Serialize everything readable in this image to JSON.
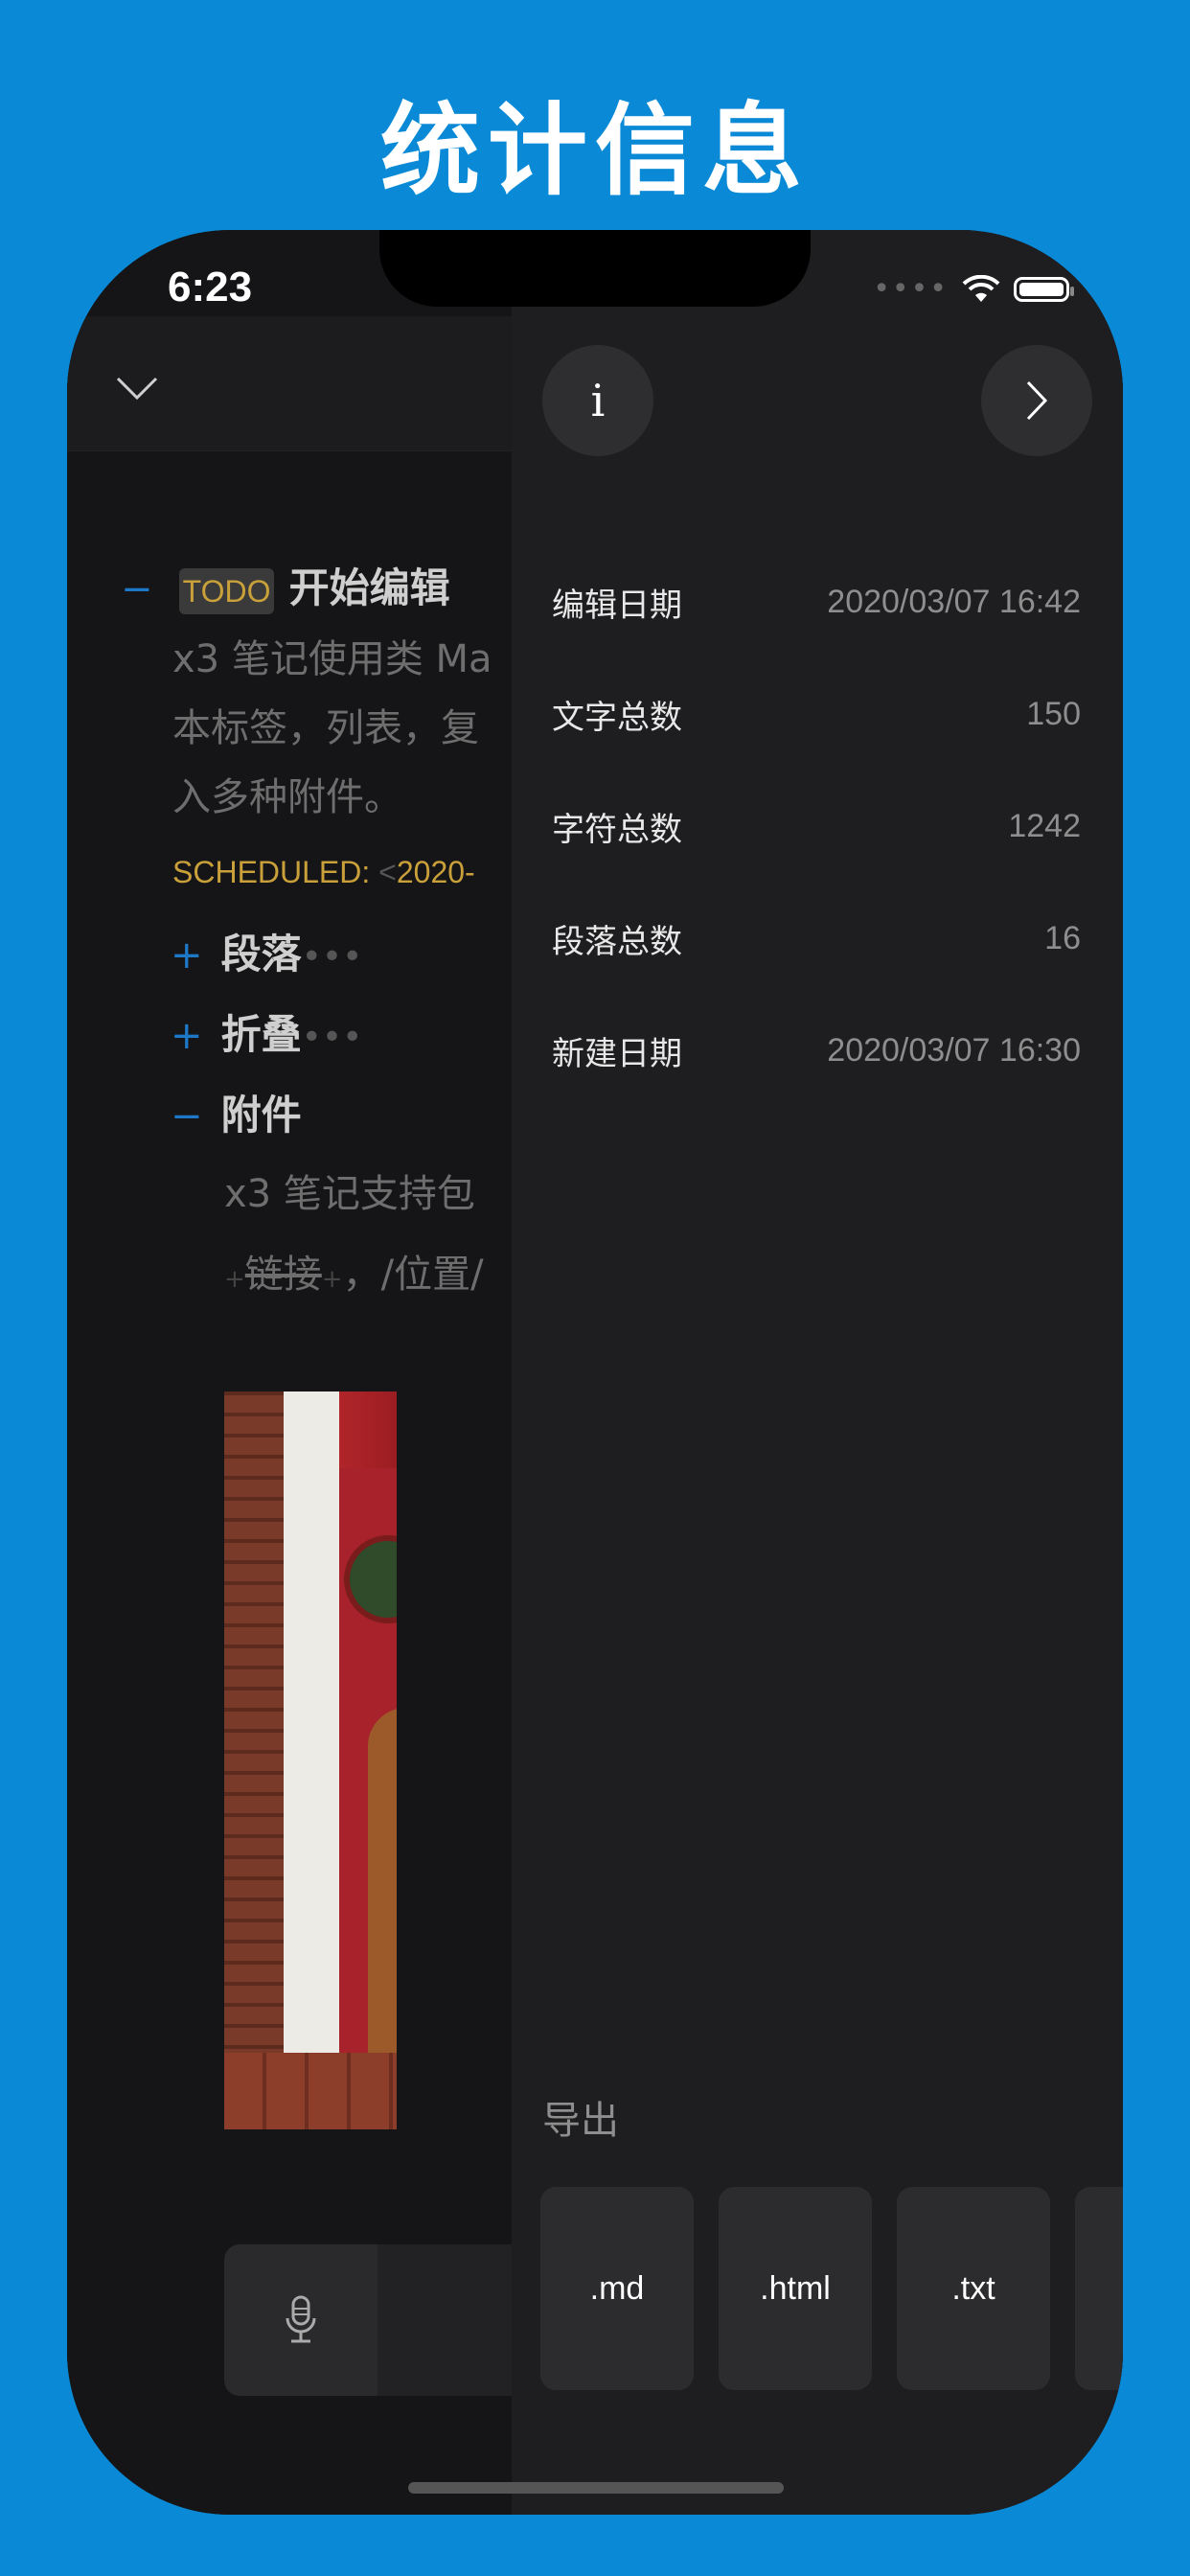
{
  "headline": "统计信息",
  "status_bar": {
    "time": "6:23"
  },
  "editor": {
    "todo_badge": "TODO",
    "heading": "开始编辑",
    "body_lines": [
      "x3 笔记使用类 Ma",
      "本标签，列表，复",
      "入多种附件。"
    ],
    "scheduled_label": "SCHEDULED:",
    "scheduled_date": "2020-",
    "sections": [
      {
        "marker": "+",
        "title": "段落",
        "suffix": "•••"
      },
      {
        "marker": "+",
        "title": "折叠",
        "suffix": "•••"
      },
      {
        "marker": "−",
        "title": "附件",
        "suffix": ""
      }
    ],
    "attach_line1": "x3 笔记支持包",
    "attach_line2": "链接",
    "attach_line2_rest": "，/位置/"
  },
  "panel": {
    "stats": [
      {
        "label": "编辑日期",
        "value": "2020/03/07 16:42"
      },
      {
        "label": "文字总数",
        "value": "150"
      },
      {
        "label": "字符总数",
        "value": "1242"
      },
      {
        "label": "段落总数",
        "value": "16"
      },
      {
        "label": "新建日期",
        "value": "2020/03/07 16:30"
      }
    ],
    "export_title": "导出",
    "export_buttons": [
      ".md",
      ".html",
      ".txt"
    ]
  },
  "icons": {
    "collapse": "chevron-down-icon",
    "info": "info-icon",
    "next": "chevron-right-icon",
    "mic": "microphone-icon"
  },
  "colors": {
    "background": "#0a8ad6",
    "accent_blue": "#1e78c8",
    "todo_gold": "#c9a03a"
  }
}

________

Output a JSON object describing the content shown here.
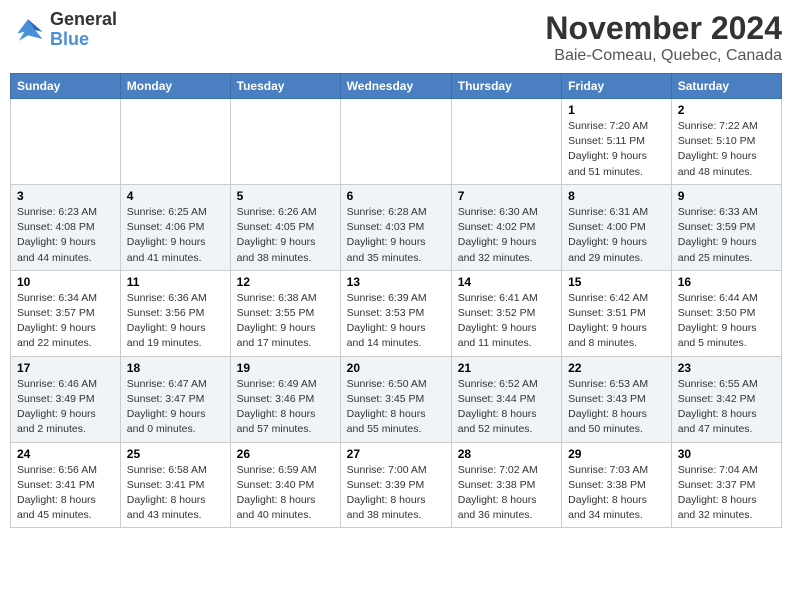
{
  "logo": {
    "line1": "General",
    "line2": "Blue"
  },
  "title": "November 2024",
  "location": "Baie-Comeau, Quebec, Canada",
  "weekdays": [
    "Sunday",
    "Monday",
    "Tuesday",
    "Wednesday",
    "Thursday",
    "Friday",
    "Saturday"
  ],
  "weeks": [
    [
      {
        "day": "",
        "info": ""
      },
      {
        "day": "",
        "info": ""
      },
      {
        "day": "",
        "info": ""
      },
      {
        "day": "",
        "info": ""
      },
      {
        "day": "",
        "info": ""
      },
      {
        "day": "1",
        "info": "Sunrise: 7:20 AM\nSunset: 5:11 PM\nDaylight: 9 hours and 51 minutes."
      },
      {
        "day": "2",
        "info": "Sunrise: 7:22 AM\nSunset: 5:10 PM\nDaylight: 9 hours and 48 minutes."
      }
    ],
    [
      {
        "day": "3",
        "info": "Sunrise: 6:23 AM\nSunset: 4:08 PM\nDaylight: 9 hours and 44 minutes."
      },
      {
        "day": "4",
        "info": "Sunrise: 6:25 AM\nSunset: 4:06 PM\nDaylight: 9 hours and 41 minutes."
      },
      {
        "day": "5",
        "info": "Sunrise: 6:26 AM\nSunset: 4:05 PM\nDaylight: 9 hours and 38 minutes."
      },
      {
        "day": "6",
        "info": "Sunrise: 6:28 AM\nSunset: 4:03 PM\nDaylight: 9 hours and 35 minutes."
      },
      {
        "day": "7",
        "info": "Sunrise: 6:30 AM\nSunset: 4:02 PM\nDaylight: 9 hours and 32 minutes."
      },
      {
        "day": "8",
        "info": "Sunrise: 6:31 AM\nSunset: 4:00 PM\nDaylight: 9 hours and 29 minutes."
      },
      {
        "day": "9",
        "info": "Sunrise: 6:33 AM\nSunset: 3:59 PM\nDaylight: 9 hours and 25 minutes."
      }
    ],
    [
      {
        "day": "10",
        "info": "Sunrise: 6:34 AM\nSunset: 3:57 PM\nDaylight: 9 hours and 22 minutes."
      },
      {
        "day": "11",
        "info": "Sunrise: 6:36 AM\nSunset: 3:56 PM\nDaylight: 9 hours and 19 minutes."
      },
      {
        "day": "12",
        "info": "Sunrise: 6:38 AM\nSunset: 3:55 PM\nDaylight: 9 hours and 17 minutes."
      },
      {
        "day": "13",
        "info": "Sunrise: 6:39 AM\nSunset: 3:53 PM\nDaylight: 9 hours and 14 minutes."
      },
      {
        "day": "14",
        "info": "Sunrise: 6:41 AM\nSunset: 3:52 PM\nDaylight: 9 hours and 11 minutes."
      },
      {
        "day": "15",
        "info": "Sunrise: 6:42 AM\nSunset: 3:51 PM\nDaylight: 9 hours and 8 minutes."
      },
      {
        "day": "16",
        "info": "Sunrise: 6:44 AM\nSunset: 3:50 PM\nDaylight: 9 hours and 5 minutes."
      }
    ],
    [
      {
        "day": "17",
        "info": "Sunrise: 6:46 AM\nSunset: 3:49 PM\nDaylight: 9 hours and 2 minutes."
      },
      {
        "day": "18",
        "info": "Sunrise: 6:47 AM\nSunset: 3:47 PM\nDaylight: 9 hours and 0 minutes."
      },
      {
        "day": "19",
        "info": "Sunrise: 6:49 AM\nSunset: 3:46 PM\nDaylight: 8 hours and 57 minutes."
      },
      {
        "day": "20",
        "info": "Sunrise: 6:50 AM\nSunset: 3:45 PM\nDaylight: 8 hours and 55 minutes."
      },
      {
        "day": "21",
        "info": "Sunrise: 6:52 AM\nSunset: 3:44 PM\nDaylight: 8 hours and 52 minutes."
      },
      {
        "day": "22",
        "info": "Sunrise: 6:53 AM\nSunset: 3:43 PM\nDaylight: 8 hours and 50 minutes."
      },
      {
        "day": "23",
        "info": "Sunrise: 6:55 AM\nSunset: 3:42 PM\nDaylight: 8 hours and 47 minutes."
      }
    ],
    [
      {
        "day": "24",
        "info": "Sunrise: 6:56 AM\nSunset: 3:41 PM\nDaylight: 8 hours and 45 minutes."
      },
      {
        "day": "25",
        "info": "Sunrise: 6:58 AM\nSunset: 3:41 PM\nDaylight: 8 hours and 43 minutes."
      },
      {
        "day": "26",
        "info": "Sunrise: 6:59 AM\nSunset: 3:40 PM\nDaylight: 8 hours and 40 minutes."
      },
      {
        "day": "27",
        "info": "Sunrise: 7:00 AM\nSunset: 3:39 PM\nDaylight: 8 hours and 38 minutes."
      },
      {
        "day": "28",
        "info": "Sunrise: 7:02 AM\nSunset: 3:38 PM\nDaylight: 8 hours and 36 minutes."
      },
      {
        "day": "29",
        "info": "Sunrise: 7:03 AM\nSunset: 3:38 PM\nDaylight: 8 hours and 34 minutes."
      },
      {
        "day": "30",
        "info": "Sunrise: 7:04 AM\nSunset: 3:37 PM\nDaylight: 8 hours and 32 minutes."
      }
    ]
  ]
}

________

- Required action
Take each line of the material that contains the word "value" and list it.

- Solution to the exercise
        "value": "2020/03/07 16:42"
        "value": "150"
        "value": "1242"
        "value": "16"
        "value": "2020/03/07 16:30"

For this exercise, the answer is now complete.